I'm saying no to Measure CC. This item on our Laguna Beach ballot is a bad idea being supported by faulty logic and half-truths.
The biggest assertion in support of this measure to buy unbuildable lots in Laguna Beach is that it will be just like the Laguna Canyon purchase. The worst statement in support of this measure to buy unbuildable lots in Laguna is "that it will be just like the Laguna Canyon purchase."
When we voted to tax ourselves to fund the Laguna Canyon purchase, we knew exactly what we were buying and how much it would cost us to buy this buildable land from the Irvine Co. Under Measure CC we don't have any idea what it is we will be buying nor how much we will be paying for it. We old small-town folk call this "buying a pig in a poke."
Most of the land declared not buildable in Laguna Beach will remain that way for a long time to come. It would take a major change in the political landscape of Laguna Beach for any of these parcels to become buildable. This is highly unlikely.
Some would say that the act of buying these small separate parcels could, in the long run, make them much more developable by combining them into large parcels that would be much more attractive to some future developer. It would also make them much more lucrative to some future cash-strapped City Council trying to pay for generous unfunded pensions.
Note that last week our council voted to sell a city-owned parcel on Camel Point to a neighbor. There is already a rush to grab those funds to buy a community garden in South Laguna.
Laguna Beach is already adding to its open space. It does so by purchasing property with open-space funds. Some of these properties purchased are bought at tax auctions from owners who have tired of making tax payments on unbuildable lots.
Another way Laguna has added to the open space is through land dedications. The biggest example of this is the 62 acres on Guan Peak that were given to the Laguna Beach County Water District by the Irvine Co. This land is the big hill behind North Laguna. It was buildable. It has the best views in town and was acquired by the district at no cost to the ratepayers.

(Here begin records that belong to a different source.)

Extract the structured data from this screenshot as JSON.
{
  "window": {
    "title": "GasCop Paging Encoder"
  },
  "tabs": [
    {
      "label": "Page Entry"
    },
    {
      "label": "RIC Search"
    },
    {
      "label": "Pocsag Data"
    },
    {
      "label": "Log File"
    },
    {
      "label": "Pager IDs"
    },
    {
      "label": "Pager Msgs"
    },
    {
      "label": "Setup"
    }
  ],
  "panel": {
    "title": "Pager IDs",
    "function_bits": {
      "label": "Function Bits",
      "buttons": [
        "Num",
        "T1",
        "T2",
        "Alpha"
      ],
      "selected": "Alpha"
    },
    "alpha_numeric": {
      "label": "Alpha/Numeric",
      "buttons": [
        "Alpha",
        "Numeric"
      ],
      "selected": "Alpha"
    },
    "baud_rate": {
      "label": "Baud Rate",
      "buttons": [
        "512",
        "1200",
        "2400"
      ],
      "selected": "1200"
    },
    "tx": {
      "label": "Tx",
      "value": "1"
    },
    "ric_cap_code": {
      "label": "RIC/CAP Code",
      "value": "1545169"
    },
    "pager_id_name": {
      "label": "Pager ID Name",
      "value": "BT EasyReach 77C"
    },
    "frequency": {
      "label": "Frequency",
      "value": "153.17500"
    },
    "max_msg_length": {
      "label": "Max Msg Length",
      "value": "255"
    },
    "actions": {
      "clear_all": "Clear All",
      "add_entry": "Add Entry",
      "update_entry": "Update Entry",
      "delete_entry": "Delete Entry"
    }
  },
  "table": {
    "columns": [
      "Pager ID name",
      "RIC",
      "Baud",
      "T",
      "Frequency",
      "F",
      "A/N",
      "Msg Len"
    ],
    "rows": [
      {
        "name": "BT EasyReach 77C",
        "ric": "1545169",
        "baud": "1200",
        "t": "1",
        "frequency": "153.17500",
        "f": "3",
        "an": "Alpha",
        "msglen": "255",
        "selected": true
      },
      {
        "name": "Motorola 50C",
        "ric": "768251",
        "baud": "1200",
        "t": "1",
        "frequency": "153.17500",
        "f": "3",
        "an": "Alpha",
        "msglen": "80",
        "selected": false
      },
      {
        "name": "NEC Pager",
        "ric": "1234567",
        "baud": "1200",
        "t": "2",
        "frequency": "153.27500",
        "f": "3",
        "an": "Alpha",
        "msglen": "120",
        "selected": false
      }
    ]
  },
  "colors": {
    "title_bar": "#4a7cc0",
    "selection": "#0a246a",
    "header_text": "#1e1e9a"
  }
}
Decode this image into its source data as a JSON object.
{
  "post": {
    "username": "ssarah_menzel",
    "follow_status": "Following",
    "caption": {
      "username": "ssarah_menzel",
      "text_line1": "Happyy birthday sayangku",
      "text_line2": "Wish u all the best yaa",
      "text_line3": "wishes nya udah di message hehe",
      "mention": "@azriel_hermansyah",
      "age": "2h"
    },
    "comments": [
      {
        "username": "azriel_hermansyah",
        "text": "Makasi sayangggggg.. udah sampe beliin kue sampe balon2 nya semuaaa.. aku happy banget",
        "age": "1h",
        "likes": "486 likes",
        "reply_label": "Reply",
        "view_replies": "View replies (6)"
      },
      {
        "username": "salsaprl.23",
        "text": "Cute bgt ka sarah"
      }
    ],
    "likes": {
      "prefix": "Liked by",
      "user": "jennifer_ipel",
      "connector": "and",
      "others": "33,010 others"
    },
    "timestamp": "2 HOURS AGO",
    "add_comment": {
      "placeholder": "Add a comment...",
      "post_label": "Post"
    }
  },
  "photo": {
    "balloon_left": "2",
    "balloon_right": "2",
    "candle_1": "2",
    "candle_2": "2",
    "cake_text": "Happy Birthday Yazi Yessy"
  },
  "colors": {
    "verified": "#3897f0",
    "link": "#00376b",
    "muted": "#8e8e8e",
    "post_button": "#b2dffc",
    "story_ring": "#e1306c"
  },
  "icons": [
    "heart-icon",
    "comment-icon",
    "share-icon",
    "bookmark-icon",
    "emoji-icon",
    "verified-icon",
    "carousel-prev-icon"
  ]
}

The thing that bothers me the most about Measure CC is that I don't know who is going to spend how much of the money for what. How much will go to land purchases and how much will be spent on administration and consultant fees?
A dedicated tax revenue such as one contemplated by Measure CC would be overwhelmingly tempting to bond underwriters and all the other expensive suits who hang around city halls. When the suits are finished, how much cash would be left to spend on land?
Measure CC is just another trust-us-we-know-what-we-are-doing blank check to government. Remember, these are the same folks who told us the park at Montage wouldn't cost us more than $1 million — $9 million was the real bill. That is a big miss from the $1 million that was touted in the beginning.
I'm not ready to support another venture that only spells out how much we all pay and not what we will spend it on or what we get for it. For me, no on Measure CC is the ultimate no-brainer of all time.
J.J. GASPAROTTI is a past president of the Laguna Beach Water District, past chair of Laguna Beach Design Review Board and past board member of the Laguna Canyon Conservancy.